• **Exercise directions**
Each record that follows should be repeated exactly, minus any images.

• **Entries supplied**

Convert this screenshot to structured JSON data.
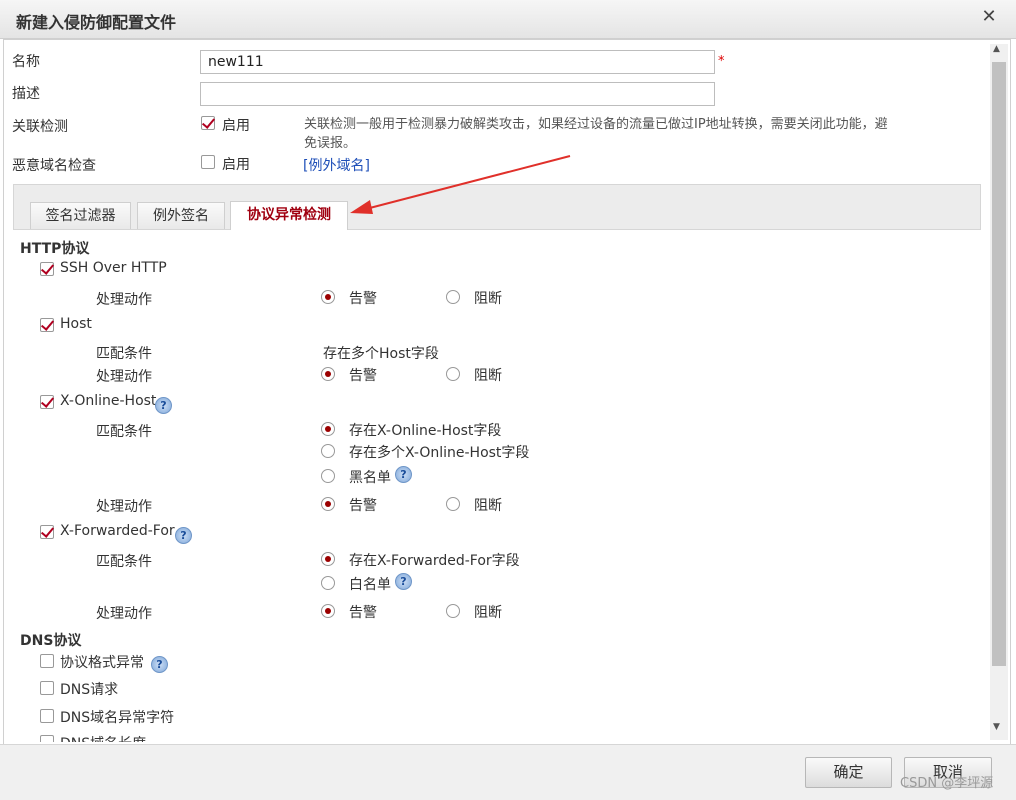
{
  "dialog": {
    "title": "新建入侵防御配置文件"
  },
  "form": {
    "name_label": "名称",
    "name_value": "new111",
    "required_mark": "*",
    "desc_label": "描述",
    "desc_value": "",
    "assoc_label": "关联检测",
    "assoc_enable": "启用",
    "assoc_checked": true,
    "assoc_desc_line1": "关联检测一般用于检测暴力破解类攻击，如果经过设备的流量已做过IP地址转换，需要关闭此功能，避",
    "assoc_desc_line2": "免误报。",
    "malicious_label": "恶意域名检查",
    "malicious_enable": "启用",
    "malicious_checked": false,
    "exception_domain_link": "[例外域名]"
  },
  "tabs": [
    {
      "label": "签名过滤器",
      "active": false
    },
    {
      "label": "例外签名",
      "active": false
    },
    {
      "label": "协议异常检测",
      "active": true
    }
  ],
  "http": {
    "title": "HTTP协议",
    "ssh": {
      "label": "SSH Over HTTP",
      "checked": true,
      "action_label": "处理动作",
      "alert": "告警",
      "block": "阻断",
      "selected": "alert"
    },
    "host": {
      "label": "Host",
      "checked": true,
      "match_label": "匹配条件",
      "match_value": "存在多个Host字段",
      "action_label": "处理动作",
      "alert": "告警",
      "block": "阻断",
      "selected": "alert"
    },
    "xonline": {
      "label": "X-Online-Host",
      "checked": true,
      "match_label": "匹配条件",
      "options": [
        "存在X-Online-Host字段",
        "存在多个X-Online-Host字段",
        "黑名单"
      ],
      "selected_option": 0,
      "action_label": "处理动作",
      "alert": "告警",
      "block": "阻断",
      "selected": "alert"
    },
    "xforwarded": {
      "label": "X-Forwarded-For",
      "checked": true,
      "match_label": "匹配条件",
      "options": [
        "存在X-Forwarded-For字段",
        "白名单"
      ],
      "selected_option": 0,
      "action_label": "处理动作",
      "alert": "告警",
      "block": "阻断",
      "selected": "alert"
    }
  },
  "dns": {
    "title": "DNS协议",
    "items": [
      {
        "label": "协议格式异常",
        "checked": false
      },
      {
        "label": "DNS请求",
        "checked": false
      },
      {
        "label": "DNS域名异常字符",
        "checked": false
      },
      {
        "label": "DNS域名长度",
        "checked": false
      }
    ]
  },
  "footer": {
    "ok": "确定",
    "cancel": "取消"
  },
  "watermark": "CSDN @李坪源",
  "colors": {
    "accent": "#a00010",
    "link": "#1f4fb8",
    "annotation_arrow": "#e0302a"
  }
}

• **Written answer**
Convert this screenshot to structured JSON data.
{
  "dialog": {
    "title": "新建入侵防御配置文件"
  },
  "form": {
    "name_label": "名称",
    "name_value": "new111",
    "required_mark": "*",
    "desc_label": "描述",
    "desc_value": "",
    "assoc_label": "关联检测",
    "assoc_enable": "启用",
    "assoc_checked": true,
    "assoc_desc_line1": "关联检测一般用于检测暴力破解类攻击，如果经过设备的流量已做过IP地址转换，需要关闭此功能，避",
    "assoc_desc_line2": "免误报。",
    "malicious_label": "恶意域名检查",
    "malicious_enable": "启用",
    "malicious_checked": false,
    "exception_domain_link": "[例外域名]"
  },
  "tabs": [
    {
      "label": "签名过滤器",
      "active": false
    },
    {
      "label": "例外签名",
      "active": false
    },
    {
      "label": "协议异常检测",
      "active": true
    }
  ],
  "http": {
    "title": "HTTP协议",
    "ssh": {
      "label": "SSH Over HTTP",
      "checked": true,
      "action_label": "处理动作",
      "alert": "告警",
      "block": "阻断",
      "selected": "alert"
    },
    "host": {
      "label": "Host",
      "checked": true,
      "match_label": "匹配条件",
      "match_value": "存在多个Host字段",
      "action_label": "处理动作",
      "alert": "告警",
      "block": "阻断",
      "selected": "alert"
    },
    "xonline": {
      "label": "X-Online-Host",
      "checked": true,
      "match_label": "匹配条件",
      "options": [
        "存在X-Online-Host字段",
        "存在多个X-Online-Host字段",
        "黑名单"
      ],
      "selected_option": 0,
      "action_label": "处理动作",
      "alert": "告警",
      "block": "阻断",
      "selected": "alert"
    },
    "xforwarded": {
      "label": "X-Forwarded-For",
      "checked": true,
      "match_label": "匹配条件",
      "options": [
        "存在X-Forwarded-For字段",
        "白名单"
      ],
      "selected_option": 0,
      "action_label": "处理动作",
      "alert": "告警",
      "block": "阻断",
      "selected": "alert"
    }
  },
  "dns": {
    "title": "DNS协议",
    "items": [
      {
        "label": "协议格式异常",
        "checked": false
      },
      {
        "label": "DNS请求",
        "checked": false
      },
      {
        "label": "DNS域名异常字符",
        "checked": false
      },
      {
        "label": "DNS域名长度",
        "checked": false
      }
    ]
  },
  "footer": {
    "ok": "确定",
    "cancel": "取消"
  },
  "watermark": "CSDN @李坪源",
  "colors": {
    "accent": "#a00010",
    "link": "#1f4fb8",
    "annotation_arrow": "#e0302a"
  }
}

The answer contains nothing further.